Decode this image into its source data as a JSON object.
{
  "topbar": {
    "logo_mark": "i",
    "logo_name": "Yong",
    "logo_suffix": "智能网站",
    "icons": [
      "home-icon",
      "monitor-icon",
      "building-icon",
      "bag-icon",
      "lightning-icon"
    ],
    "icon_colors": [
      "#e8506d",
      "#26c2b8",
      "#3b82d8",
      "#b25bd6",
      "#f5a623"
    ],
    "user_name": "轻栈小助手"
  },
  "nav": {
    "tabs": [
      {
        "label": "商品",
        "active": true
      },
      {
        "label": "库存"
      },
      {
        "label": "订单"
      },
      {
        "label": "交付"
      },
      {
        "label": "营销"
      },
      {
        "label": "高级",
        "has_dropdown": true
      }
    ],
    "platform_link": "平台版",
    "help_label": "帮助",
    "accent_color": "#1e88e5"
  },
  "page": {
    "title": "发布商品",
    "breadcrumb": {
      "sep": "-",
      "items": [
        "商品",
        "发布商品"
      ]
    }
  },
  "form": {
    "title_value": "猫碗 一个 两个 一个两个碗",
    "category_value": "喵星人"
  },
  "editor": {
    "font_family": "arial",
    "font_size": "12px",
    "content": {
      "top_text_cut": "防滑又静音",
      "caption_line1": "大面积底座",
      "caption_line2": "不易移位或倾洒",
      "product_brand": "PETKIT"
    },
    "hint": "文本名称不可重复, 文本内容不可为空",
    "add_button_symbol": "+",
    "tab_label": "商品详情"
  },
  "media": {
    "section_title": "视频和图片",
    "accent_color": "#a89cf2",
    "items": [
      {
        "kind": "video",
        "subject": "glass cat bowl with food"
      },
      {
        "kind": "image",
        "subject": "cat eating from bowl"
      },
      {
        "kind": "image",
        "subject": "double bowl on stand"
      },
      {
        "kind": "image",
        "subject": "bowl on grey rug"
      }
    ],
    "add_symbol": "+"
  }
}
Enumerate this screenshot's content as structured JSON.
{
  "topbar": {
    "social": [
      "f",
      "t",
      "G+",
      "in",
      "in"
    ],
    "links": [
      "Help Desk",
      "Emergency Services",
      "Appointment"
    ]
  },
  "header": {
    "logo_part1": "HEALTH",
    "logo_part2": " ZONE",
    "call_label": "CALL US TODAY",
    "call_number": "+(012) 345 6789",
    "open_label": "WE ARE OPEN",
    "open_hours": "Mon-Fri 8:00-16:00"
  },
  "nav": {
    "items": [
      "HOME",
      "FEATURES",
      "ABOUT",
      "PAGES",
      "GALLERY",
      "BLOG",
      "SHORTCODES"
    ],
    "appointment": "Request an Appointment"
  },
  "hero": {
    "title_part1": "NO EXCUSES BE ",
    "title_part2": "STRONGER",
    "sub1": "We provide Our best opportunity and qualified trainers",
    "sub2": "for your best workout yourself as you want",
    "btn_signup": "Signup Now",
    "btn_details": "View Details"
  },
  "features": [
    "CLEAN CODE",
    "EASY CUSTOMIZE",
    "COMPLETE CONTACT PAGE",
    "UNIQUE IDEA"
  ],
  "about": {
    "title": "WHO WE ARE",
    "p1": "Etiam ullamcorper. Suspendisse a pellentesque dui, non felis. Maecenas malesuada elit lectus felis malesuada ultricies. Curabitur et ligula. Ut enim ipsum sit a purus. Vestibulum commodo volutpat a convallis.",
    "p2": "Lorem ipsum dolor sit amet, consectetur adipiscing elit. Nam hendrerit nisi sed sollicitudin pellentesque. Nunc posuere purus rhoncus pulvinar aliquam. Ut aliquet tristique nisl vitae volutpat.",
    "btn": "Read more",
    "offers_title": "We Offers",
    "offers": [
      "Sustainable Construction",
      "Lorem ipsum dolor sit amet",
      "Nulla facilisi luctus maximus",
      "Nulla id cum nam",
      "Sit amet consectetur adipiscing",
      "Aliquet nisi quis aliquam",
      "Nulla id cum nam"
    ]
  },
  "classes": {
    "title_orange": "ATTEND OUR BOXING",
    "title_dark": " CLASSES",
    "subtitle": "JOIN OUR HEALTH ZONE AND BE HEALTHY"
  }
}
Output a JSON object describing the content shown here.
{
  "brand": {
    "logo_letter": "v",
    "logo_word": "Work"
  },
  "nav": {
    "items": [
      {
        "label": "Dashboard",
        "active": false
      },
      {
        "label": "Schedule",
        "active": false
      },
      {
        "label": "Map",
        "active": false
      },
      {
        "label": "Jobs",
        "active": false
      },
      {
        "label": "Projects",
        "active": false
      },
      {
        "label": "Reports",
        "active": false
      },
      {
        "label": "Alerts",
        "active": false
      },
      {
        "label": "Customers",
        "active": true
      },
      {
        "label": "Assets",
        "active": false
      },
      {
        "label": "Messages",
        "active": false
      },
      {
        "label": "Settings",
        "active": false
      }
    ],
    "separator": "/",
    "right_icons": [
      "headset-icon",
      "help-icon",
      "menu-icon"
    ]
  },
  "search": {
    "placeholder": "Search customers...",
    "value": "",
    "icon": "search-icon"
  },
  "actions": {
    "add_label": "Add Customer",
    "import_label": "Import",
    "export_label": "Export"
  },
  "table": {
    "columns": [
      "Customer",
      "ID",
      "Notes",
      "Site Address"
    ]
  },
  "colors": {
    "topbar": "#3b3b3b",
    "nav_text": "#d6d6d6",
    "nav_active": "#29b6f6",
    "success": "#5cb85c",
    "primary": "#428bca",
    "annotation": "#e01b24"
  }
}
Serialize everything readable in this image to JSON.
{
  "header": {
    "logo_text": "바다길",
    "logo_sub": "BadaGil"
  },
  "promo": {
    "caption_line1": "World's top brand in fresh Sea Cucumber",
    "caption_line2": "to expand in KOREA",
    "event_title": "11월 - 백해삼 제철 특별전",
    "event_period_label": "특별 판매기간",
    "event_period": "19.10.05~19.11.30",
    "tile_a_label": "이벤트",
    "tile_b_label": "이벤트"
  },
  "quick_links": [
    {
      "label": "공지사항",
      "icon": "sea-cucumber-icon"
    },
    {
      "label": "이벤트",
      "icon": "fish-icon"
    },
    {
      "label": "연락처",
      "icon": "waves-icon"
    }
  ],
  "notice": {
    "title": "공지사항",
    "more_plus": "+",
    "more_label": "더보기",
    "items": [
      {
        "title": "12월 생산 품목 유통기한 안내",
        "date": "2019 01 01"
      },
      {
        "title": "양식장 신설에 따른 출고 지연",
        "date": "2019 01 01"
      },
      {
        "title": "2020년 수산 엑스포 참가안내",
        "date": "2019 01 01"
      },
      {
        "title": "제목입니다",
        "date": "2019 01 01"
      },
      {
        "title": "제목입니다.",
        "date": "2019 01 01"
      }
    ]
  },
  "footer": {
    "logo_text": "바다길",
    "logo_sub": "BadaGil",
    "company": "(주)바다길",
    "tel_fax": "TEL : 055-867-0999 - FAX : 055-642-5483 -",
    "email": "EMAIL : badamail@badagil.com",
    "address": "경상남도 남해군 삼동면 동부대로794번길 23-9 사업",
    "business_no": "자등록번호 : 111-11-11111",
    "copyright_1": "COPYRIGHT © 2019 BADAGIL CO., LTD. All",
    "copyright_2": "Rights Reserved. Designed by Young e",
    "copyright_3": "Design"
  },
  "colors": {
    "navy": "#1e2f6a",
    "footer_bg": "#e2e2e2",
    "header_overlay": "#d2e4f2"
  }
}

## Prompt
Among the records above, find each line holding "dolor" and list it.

## Answer
    "p2": "Lorem ipsum dolor sit amet, consectetur adipiscing elit. Nam hendrerit nisi sed sollicitudin pellentesque. Nunc posuere purus rhoncus pulvinar aliquam. Ut aliquet tristique nisl vitae volutpat.",
      "Lorem ipsum dolor sit amet",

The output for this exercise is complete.